How to minimize gaps in your supply chain after Brexit
Originally written by Daniel Baker about Small Business
Since the final Brexit date on December 31, companies across the UK have had to quickly familiarize themselves with the new trade agreement and adjust their supply chain accordingly.
Unsurprisingly, this wasn’t without a break.
The first two months after Brexit have proven incredibly challenging for many UK businesses due to the lack of trucks and freight forwarders available to transport goods across the border and gaps in understanding of the new legislation across the supply chain.
> See also: Half of small business exporters struggling with new rules after Brexit
At Origin, we import some of the parts used to make our aluminum doors and windows from the EU. Hence, after the contract was announced, access to these materials was our primary concern. Like many companies, we had plans for a variety of possible scenarios to anticipate this, many of which have proven invaluable in the months after the deadline.
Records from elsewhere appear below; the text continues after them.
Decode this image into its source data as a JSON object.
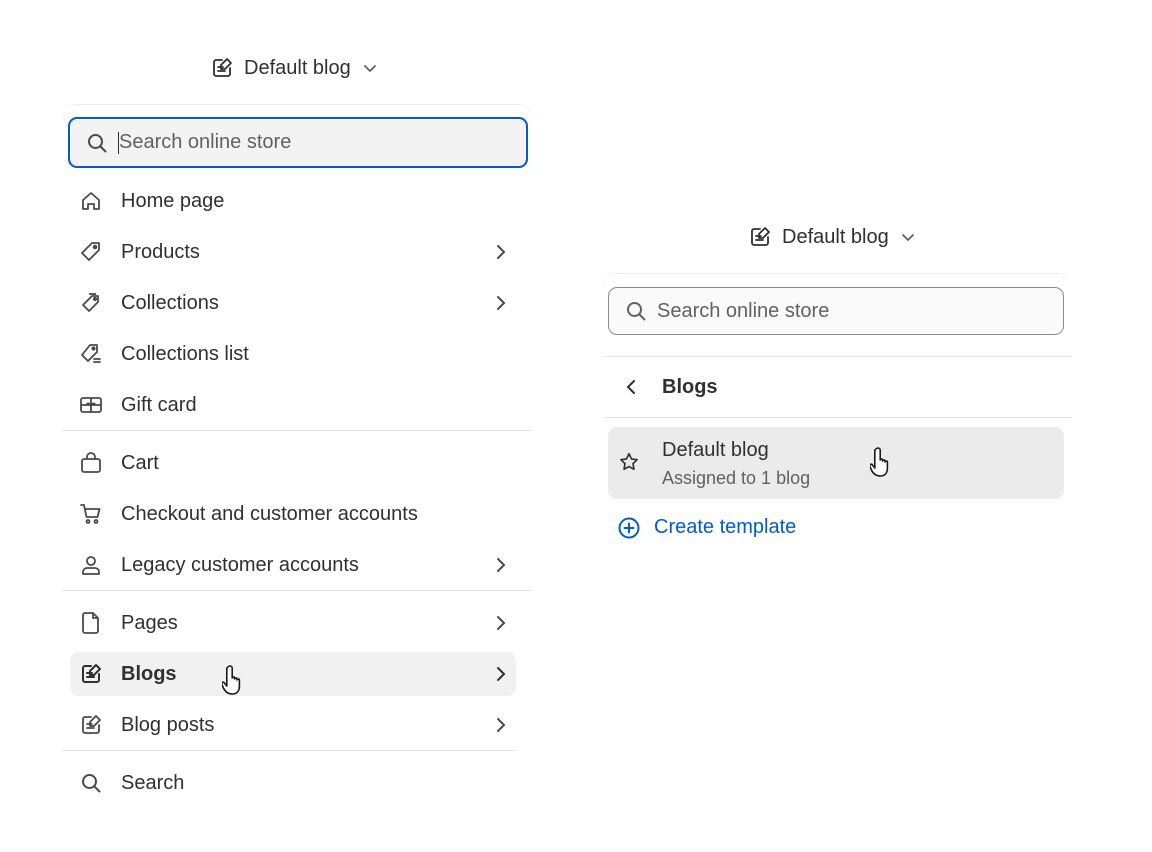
{
  "left": {
    "selector_label": "Default blog",
    "search_placeholder": "Search online store",
    "items": [
      {
        "label": "Home page"
      },
      {
        "label": "Products"
      },
      {
        "label": "Collections"
      },
      {
        "label": "Collections list"
      },
      {
        "label": "Gift card"
      },
      {
        "label": "Cart"
      },
      {
        "label": "Checkout and customer accounts"
      },
      {
        "label": "Legacy customer accounts"
      },
      {
        "label": "Pages"
      },
      {
        "label": "Blogs"
      },
      {
        "label": "Blog posts"
      },
      {
        "label": "Search"
      }
    ]
  },
  "right": {
    "selector_label": "Default blog",
    "search_placeholder": "Search online store",
    "back_title": "Blogs",
    "template": {
      "title": "Default blog",
      "subtitle": "Assigned to 1 blog"
    },
    "create_label": "Create template"
  },
  "colors": {
    "accent": "#005bd3",
    "hover_bg": "#ebebeb",
    "text": "#303030"
  }
}
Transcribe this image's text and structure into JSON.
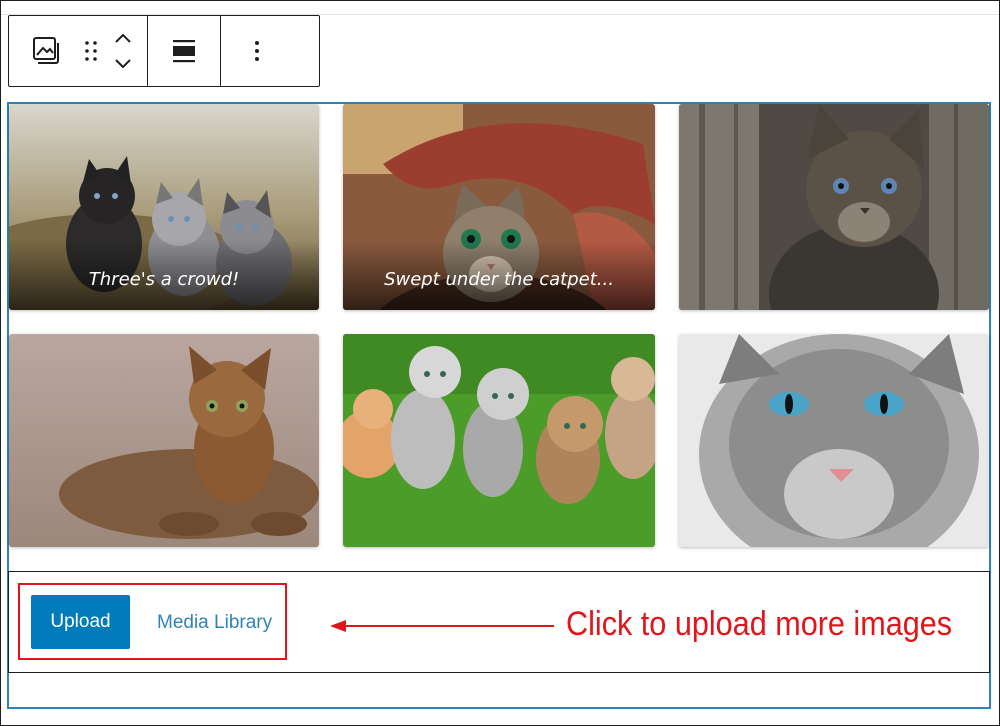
{
  "toolbar": {
    "buttons": [
      {
        "name": "gallery-block-icon"
      },
      {
        "name": "drag-handle-icon"
      },
      {
        "name": "move-up-icon"
      },
      {
        "name": "move-down-icon"
      },
      {
        "name": "align-icon"
      },
      {
        "name": "more-options-icon"
      }
    ]
  },
  "gallery": {
    "images": [
      {
        "subject": "three kittens in straw",
        "caption": "Three's a crowd!"
      },
      {
        "subject": "kitten under blanket",
        "caption": "Swept under the catpet..."
      },
      {
        "subject": "tabby kitten by wood",
        "caption": ""
      },
      {
        "subject": "tabby cat lying on ground",
        "caption": ""
      },
      {
        "subject": "five kittens on grass",
        "caption": ""
      },
      {
        "subject": "grey cat with blue eyes",
        "caption": ""
      }
    ]
  },
  "upload": {
    "upload_label": "Upload",
    "media_library_label": "Media Library"
  },
  "annotation": {
    "text": "Click to upload more images",
    "color": "#e0161b"
  },
  "colors": {
    "accent": "#007cba",
    "selection_border": "#2e84b7"
  }
}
However, as Covid-19 taught us in 2020, it is impossible to prepare for all eventualities and we have had to quickly cease operations in some areas of the business to adapt to the effects of Brexit that we did not expect.
“The first two months after Brexit have been incredibly challenging for many UK companies.”
Here I examine some of our key takeaways and share my advice on how to avoid disruptions in your supply chain as companies across the UK and EU continue to adapt to the new Brexit rules and regulations.
# 1 – Train yourself and your team
My number one advice to other companies importing and exporting to the EU, especially those who felt unprepared for the business, is to learn all about the new legislation and how it will affect your organization as soon as possible . It is important to research all elements of the business that could be relevant to your business, from new customs regulations to your employees’ right to work, and should you employ EU citizens.
It is important that all of your workforce understand the new requirements. So invest in training for the entire team, not just the executives who have direct contact with your suppliers. There is tons of support and advice for those in need, including expert advice and trainers who can coach you and your team to ensure you have the knowledge you need to advance international trade.
> See also: The fashion industry is struggling to survive due to the bureaucratic burden after Brexit
# 2 – Train your suppliers
Once you are armed with the knowledge you need, you will take responsibility for coaching each of your suppliers to ensure they understand the new trading rules and their requirements equally well. This can easily be overlooked if your focus is on familiarizing yourself and your staff with the new regulations, but it is important.
Indeed, a lack of understanding of the new legislation among our EU suppliers is one of the main challenges we faced in the months after Brexit and which we did not anticipate. For us, like many companies, this slowed the process down and upset the delays we were already experiencing due to the disruption caused by Brexit.
If you work closely with your suppliers to ensure that they have a good understanding of the new processes, you can effectively protect your company from such challenges. Training should be thorough and cover everything from pallet marking to documentation. While this requires an investment of time and resources in the short term, it is invaluable in avoiding harmful delays in your supply chain later.
# 3 – Perform a full supplier audit
If you are importing from the EU, you can also use the process of coaching your suppliers as an opportunity to conduct a thorough review of each company you work with. This allows you to identify potential weaknesses that can cause delays later. Once identified, you can focus on stockpiling the products of the suppliers that you expect could cause delays in the future to make sure you are protected from them.
# 4 – Create contingency plans for transportation
In addition to the disruption caused by suppliers, an immediate and severe shortage of containers and carriers in the weeks following the deadline surprised many companies and caused disruption to thousands of organizations. While this problem is gradually easing, the availability of transportation is still not at pre-Brexit levels. It is therefore important to stick to the contingency plans. For my Origin company, this means being willing to pay short-term premium rates for transportation if necessary. We have also developed plans to book our own transport or even rent trucks and send our own team across the border if necessary.
# 5 – storage supplies
The experience of the pandemic has taught us a valuable lesson regarding the importance of stockpiling raw materials in order to survive Brexit disruptions in the supply chain and continue to deliver on time and in full to our customers. This was a practice we continued given the uncertainty surrounding Brexit. For Origin, our primary goal is to always support our customers so they don’t miss an installation day. This investment in additional inventory has proven crucial to enable us to do so in the first turbulent weeks after the Brexit deadline.
While the initial delays caused by Brexit could ease, great uncertainty remains for those importing and exporting from the EU as travel restrictions on Covid-19 and vaccine differences remain in place. It will be important for all businesses to hold a buffer of storage for some time if they are able to. Of course, there are some companies that don’t like this. B. Fashion brands whose inventory is quickly becoming out of date. For companies with a stable range of products and the resources at their disposal, there is currently no better way to invest than to create a storage buffer that can serve as a safety net for future unexpected challenges.
Daniel Baker is managing director at origin, a manufacturer of aluminum doors and windows
Further reading on Brexit
How Brexit will affect your company – Import No. 1
How to minimize gaps in your supply chain after Brexit